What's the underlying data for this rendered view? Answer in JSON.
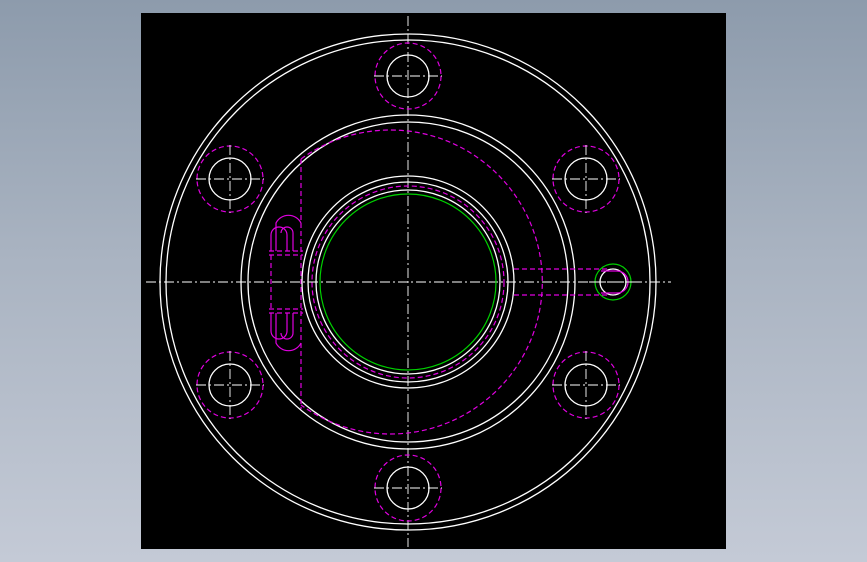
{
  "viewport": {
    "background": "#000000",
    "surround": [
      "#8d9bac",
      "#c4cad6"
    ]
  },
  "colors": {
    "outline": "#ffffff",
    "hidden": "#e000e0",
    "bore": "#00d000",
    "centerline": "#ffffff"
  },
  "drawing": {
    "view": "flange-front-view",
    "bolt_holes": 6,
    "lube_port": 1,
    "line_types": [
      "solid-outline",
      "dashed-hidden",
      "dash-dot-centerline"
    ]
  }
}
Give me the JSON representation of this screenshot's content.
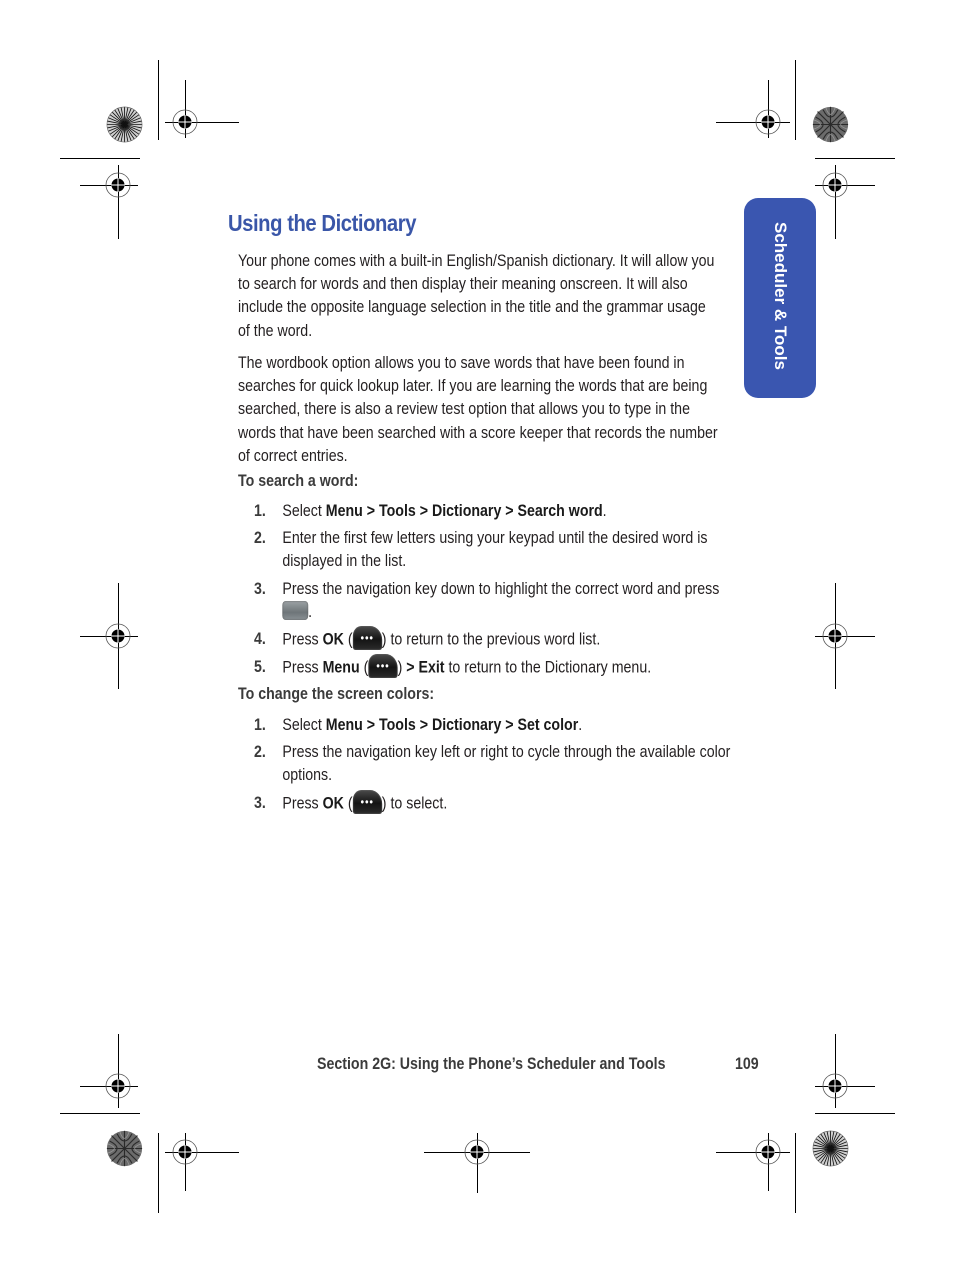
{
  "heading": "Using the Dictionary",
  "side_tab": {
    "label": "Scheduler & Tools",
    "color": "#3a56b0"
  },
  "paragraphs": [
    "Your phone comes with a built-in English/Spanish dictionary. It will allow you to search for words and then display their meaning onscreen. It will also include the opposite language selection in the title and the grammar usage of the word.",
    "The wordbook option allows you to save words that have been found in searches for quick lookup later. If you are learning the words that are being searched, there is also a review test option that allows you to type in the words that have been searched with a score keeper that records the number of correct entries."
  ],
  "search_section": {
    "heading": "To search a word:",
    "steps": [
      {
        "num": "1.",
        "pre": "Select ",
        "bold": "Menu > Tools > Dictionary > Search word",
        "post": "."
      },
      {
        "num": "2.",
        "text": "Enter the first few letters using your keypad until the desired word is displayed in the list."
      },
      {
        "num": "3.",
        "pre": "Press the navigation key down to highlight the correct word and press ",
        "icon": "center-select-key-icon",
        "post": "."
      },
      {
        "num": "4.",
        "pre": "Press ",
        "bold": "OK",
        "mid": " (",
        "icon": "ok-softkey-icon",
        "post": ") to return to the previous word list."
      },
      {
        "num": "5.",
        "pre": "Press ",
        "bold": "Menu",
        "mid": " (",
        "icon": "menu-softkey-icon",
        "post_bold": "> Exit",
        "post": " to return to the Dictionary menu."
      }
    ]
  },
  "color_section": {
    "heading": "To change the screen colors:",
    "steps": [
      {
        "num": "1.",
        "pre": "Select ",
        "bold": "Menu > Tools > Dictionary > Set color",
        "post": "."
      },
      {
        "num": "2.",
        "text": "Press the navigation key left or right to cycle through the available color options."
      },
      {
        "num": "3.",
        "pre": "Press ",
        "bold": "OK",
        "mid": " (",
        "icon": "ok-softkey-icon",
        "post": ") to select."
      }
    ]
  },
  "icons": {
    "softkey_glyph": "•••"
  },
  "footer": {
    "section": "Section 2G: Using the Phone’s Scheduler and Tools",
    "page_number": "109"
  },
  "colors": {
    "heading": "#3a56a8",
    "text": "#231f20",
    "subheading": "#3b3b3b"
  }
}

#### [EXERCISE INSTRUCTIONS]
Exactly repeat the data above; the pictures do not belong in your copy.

#### [ANSWER TO THE PROBLEM]
What's the underlying data for this rendered view? Answer in JSON.
{
  "viewport": {
    "background": "#000000",
    "surround": [
      "#8d9bac",
      "#c4cad6"
    ]
  },
  "colors": {
    "outline": "#ffffff",
    "hidden": "#e000e0",
    "bore": "#00d000",
    "centerline": "#ffffff"
  },
  "drawing": {
    "view": "flange-front-view",
    "bolt_holes": 6,
    "lube_port": 1,
    "line_types": [
      "solid-outline",
      "dashed-hidden",
      "dash-dot-centerline"
    ]
  }
}
Give me the JSON representation of this screenshot's content.
{
  "heading": "Using the Dictionary",
  "side_tab": {
    "label": "Scheduler & Tools",
    "color": "#3a56b0"
  },
  "paragraphs": [
    "Your phone comes with a built-in English/Spanish dictionary. It will allow you to search for words and then display their meaning onscreen. It will also include the opposite language selection in the title and the grammar usage of the word.",
    "The wordbook option allows you to save words that have been found in searches for quick lookup later. If you are learning the words that are being searched, there is also a review test option that allows you to type in the words that have been searched with a score keeper that records the number of correct entries."
  ],
  "search_section": {
    "heading": "To search a word:",
    "steps": [
      {
        "num": "1.",
        "pre": "Select ",
        "bold": "Menu > Tools > Dictionary > Search word",
        "post": "."
      },
      {
        "num": "2.",
        "text": "Enter the first few letters using your keypad until the desired word is displayed in the list."
      },
      {
        "num": "3.",
        "pre": "Press the navigation key down to highlight the correct word and press ",
        "icon": "center-select-key-icon",
        "post": "."
      },
      {
        "num": "4.",
        "pre": "Press ",
        "bold": "OK",
        "mid": " (",
        "icon": "ok-softkey-icon",
        "post": ") to return to the previous word list."
      },
      {
        "num": "5.",
        "pre": "Press ",
        "bold": "Menu",
        "mid": " (",
        "icon": "menu-softkey-icon",
        "post_bold": "> Exit",
        "post": " to return to the Dictionary menu."
      }
    ]
  },
  "color_section": {
    "heading": "To change the screen colors:",
    "steps": [
      {
        "num": "1.",
        "pre": "Select ",
        "bold": "Menu > Tools > Dictionary > Set color",
        "post": "."
      },
      {
        "num": "2.",
        "text": "Press the navigation key left or right to cycle through the available color options."
      },
      {
        "num": "3.",
        "pre": "Press ",
        "bold": "OK",
        "mid": " (",
        "icon": "ok-softkey-icon",
        "post": ") to select."
      }
    ]
  },
  "icons": {
    "softkey_glyph": "•••"
  },
  "footer": {
    "section": "Section 2G: Using the Phone’s Scheduler and Tools",
    "page_number": "109"
  },
  "colors": {
    "heading": "#3a56a8",
    "text": "#231f20",
    "subheading": "#3b3b3b"
  }
}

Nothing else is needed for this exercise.